Source data.
-- Opening Marker --
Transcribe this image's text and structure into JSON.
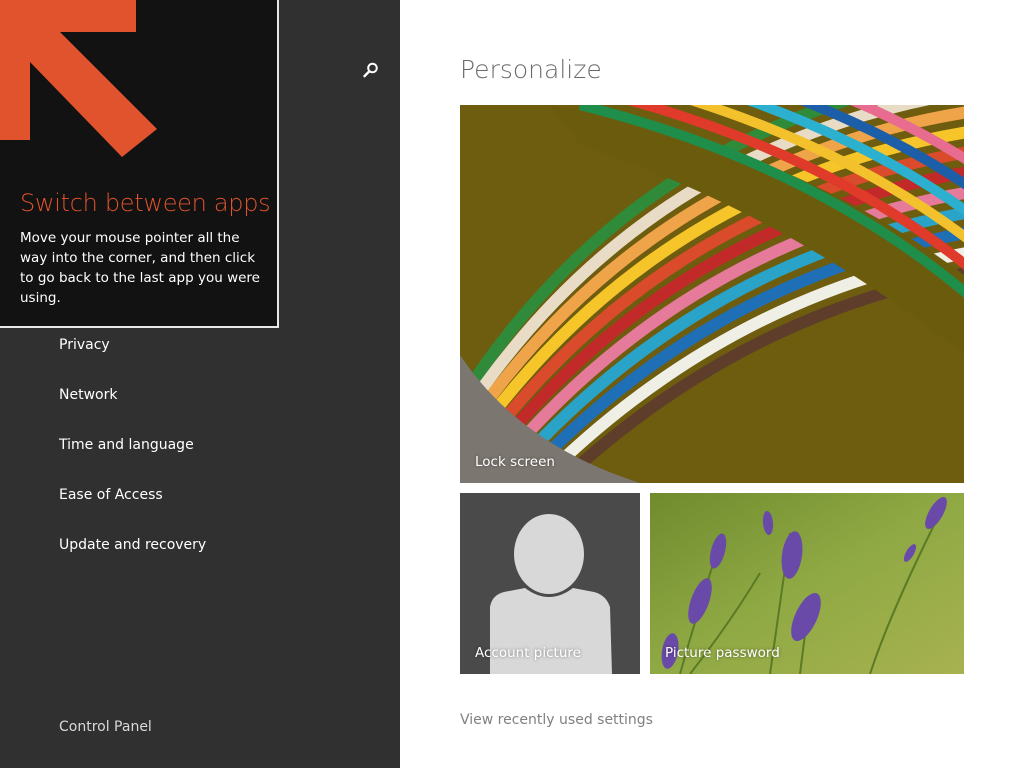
{
  "sidebar": {
    "search_icon": "search-icon",
    "items": [
      {
        "label": "Privacy"
      },
      {
        "label": "Network"
      },
      {
        "label": "Time and language"
      },
      {
        "label": "Ease of Access"
      },
      {
        "label": "Update and recovery"
      }
    ],
    "control_panel": "Control Panel"
  },
  "tip": {
    "title": "Switch between apps",
    "body": "Move your mouse pointer all the way into the corner, and then click to go back to the last app you were using.",
    "arrow_icon": "arrow-up-left-icon",
    "accent_color": "#e0532c"
  },
  "main": {
    "title": "Personalize",
    "tiles": {
      "lock_screen": "Lock screen",
      "account_picture": "Account picture",
      "picture_password": "Picture password"
    },
    "recent_settings_link": "View recently used settings"
  },
  "colors": {
    "sidebar_bg": "#303030",
    "tip_bg": "#121212",
    "accent": "#e0532c",
    "page_bg": "#ffffff"
  }
}
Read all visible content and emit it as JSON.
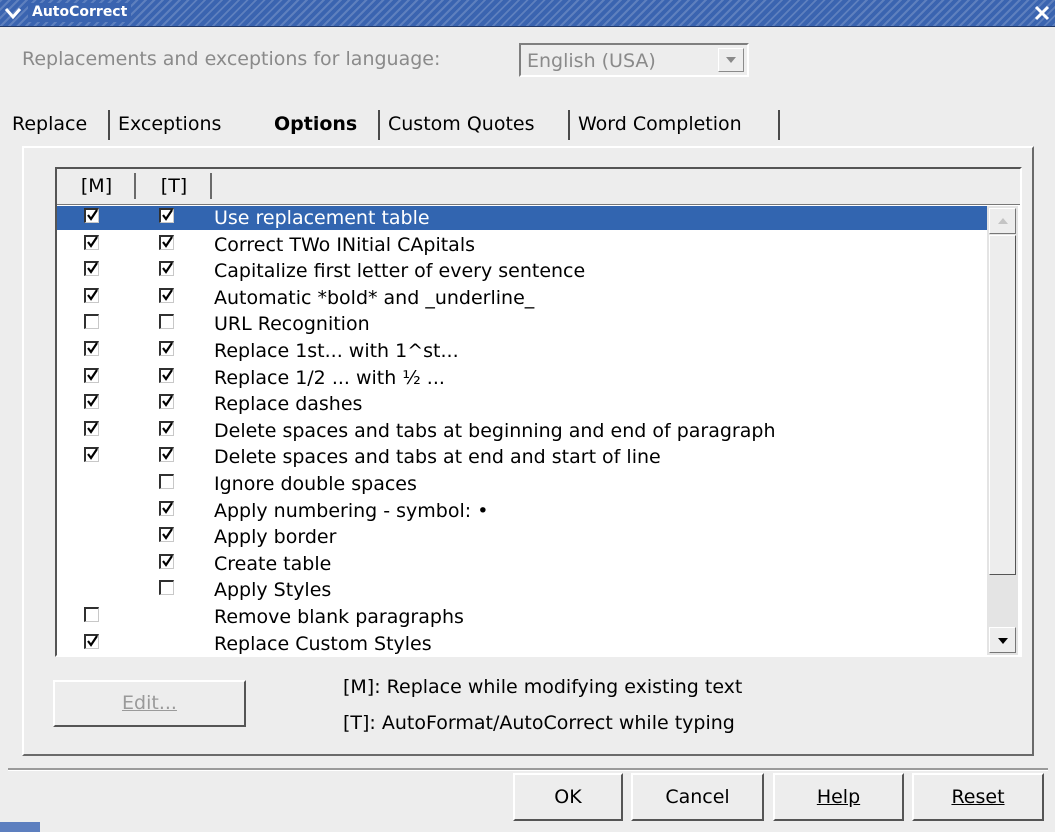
{
  "window": {
    "title": "AutoCorrect"
  },
  "language": {
    "label": "Replacements and exceptions for language:",
    "value": "English (USA)"
  },
  "tabs": [
    {
      "label": "Replace",
      "active": false
    },
    {
      "label": "Exceptions",
      "active": false
    },
    {
      "label": "Options",
      "active": true
    },
    {
      "label": "Custom Quotes",
      "active": false
    },
    {
      "label": "Word Completion",
      "active": false
    }
  ],
  "options": {
    "columns": [
      "[M]",
      "[T]"
    ],
    "rows": [
      {
        "label": "Use replacement table",
        "m": true,
        "t": true,
        "selected": true
      },
      {
        "label": "Correct TWo INitial CApitals",
        "m": true,
        "t": true
      },
      {
        "label": "Capitalize first letter of every sentence",
        "m": true,
        "t": true
      },
      {
        "label": "Automatic *bold* and _underline_",
        "m": true,
        "t": true
      },
      {
        "label": "URL Recognition",
        "m": false,
        "t": false
      },
      {
        "label": "Replace 1st... with 1^st...",
        "m": true,
        "t": true
      },
      {
        "label": "Replace 1/2 ... with ½ ...",
        "m": true,
        "t": true
      },
      {
        "label": "Replace dashes",
        "m": true,
        "t": true
      },
      {
        "label": "Delete spaces and tabs at beginning and end of paragraph",
        "m": true,
        "t": true
      },
      {
        "label": "Delete spaces and tabs at end and start of line",
        "m": true,
        "t": true
      },
      {
        "label": "Ignore double spaces",
        "m": null,
        "t": false
      },
      {
        "label": "Apply numbering - symbol: •",
        "m": null,
        "t": true
      },
      {
        "label": "Apply border",
        "m": null,
        "t": true
      },
      {
        "label": "Create table",
        "m": null,
        "t": true
      },
      {
        "label": "Apply Styles",
        "m": null,
        "t": false
      },
      {
        "label": "Remove blank paragraphs",
        "m": false,
        "t": null
      },
      {
        "label": "Replace Custom Styles",
        "m": true,
        "t": null
      }
    ]
  },
  "edit_button": {
    "label": "Edit..."
  },
  "legend": {
    "m": "[M]: Replace while modifying existing text",
    "t": "[T]: AutoFormat/AutoCorrect while typing"
  },
  "footer": {
    "ok": "OK",
    "cancel": "Cancel",
    "help": "Help",
    "reset": "Reset"
  },
  "colors": {
    "selection": "#3265b0",
    "titlebar": "#3a64b0"
  },
  "icons": {
    "window_menu": "chevron-down-icon",
    "close": "close-icon",
    "check": "check-icon"
  }
}
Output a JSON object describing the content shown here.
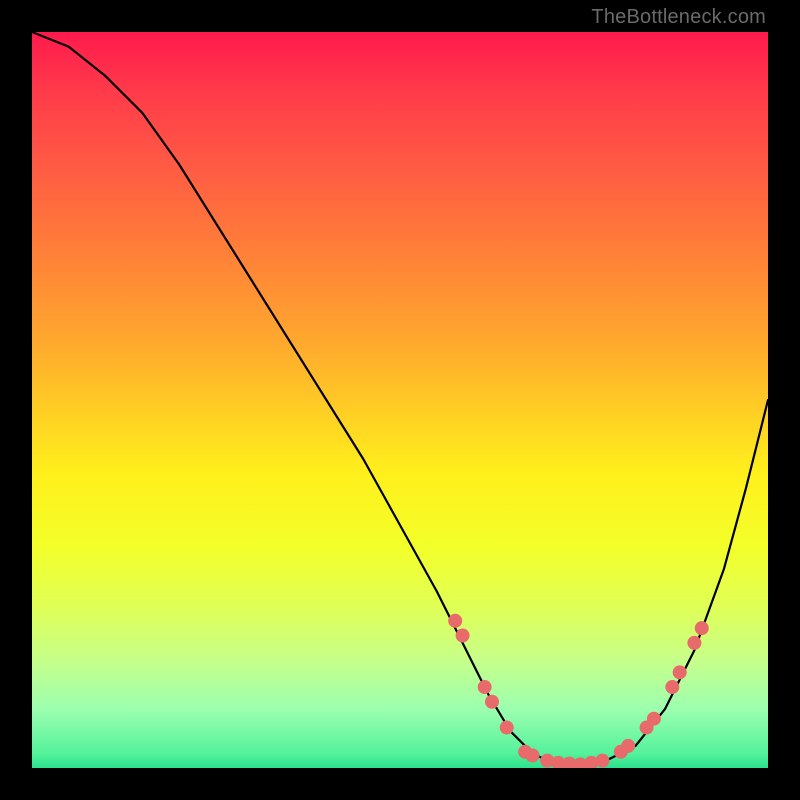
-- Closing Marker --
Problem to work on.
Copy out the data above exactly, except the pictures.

Reply.
Transcribe this image's text and structure into JSON.
{
  "sidebar": {
    "search_icon": "search-icon",
    "items": [
      {
        "label": "Privacy"
      },
      {
        "label": "Network"
      },
      {
        "label": "Time and language"
      },
      {
        "label": "Ease of Access"
      },
      {
        "label": "Update and recovery"
      }
    ],
    "control_panel": "Control Panel"
  },
  "tip": {
    "title": "Switch between apps",
    "body": "Move your mouse pointer all the way into the corner, and then click to go back to the last app you were using.",
    "arrow_icon": "arrow-up-left-icon",
    "accent_color": "#e0532c"
  },
  "main": {
    "title": "Personalize",
    "tiles": {
      "lock_screen": "Lock screen",
      "account_picture": "Account picture",
      "picture_password": "Picture password"
    },
    "recent_settings_link": "View recently used settings"
  },
  "colors": {
    "sidebar_bg": "#303030",
    "tip_bg": "#121212",
    "accent": "#e0532c",
    "page_bg": "#ffffff"
  }
}
Read all visible content and emit it as JSON.
{
  "window": {
    "title": "AutoCorrect"
  },
  "language": {
    "label": "Replacements and exceptions for language:",
    "value": "English (USA)"
  },
  "tabs": [
    {
      "label": "Replace",
      "active": false
    },
    {
      "label": "Exceptions",
      "active": false
    },
    {
      "label": "Options",
      "active": true
    },
    {
      "label": "Custom Quotes",
      "active": false
    },
    {
      "label": "Word Completion",
      "active": false
    }
  ],
  "options": {
    "columns": [
      "[M]",
      "[T]"
    ],
    "rows": [
      {
        "label": "Use replacement table",
        "m": true,
        "t": true,
        "selected": true
      },
      {
        "label": "Correct TWo INitial CApitals",
        "m": true,
        "t": true
      },
      {
        "label": "Capitalize first letter of every sentence",
        "m": true,
        "t": true
      },
      {
        "label": "Automatic *bold* and _underline_",
        "m": true,
        "t": true
      },
      {
        "label": "URL Recognition",
        "m": false,
        "t": false
      },
      {
        "label": "Replace 1st... with 1^st...",
        "m": true,
        "t": true
      },
      {
        "label": "Replace 1/2 ... with ½ ...",
        "m": true,
        "t": true
      },
      {
        "label": "Replace dashes",
        "m": true,
        "t": true
      },
      {
        "label": "Delete spaces and tabs at beginning and end of paragraph",
        "m": true,
        "t": true
      },
      {
        "label": "Delete spaces and tabs at end and start of line",
        "m": true,
        "t": true
      },
      {
        "label": "Ignore double spaces",
        "m": null,
        "t": false
      },
      {
        "label": "Apply numbering - symbol: •",
        "m": null,
        "t": true
      },
      {
        "label": "Apply border",
        "m": null,
        "t": true
      },
      {
        "label": "Create table",
        "m": null,
        "t": true
      },
      {
        "label": "Apply Styles",
        "m": null,
        "t": false
      },
      {
        "label": "Remove blank paragraphs",
        "m": false,
        "t": null
      },
      {
        "label": "Replace Custom Styles",
        "m": true,
        "t": null
      }
    ]
  },
  "edit_button": {
    "label": "Edit..."
  },
  "legend": {
    "m": "[M]: Replace while modifying existing text",
    "t": "[T]: AutoFormat/AutoCorrect while typing"
  },
  "footer": {
    "ok": "OK",
    "cancel": "Cancel",
    "help": "Help",
    "reset": "Reset"
  },
  "colors": {
    "selection": "#3265b0",
    "titlebar": "#3a64b0"
  },
  "icons": {
    "window_menu": "chevron-down-icon",
    "close": "close-icon",
    "check": "check-icon"
  }
}
Output a JSON object describing the content shown here.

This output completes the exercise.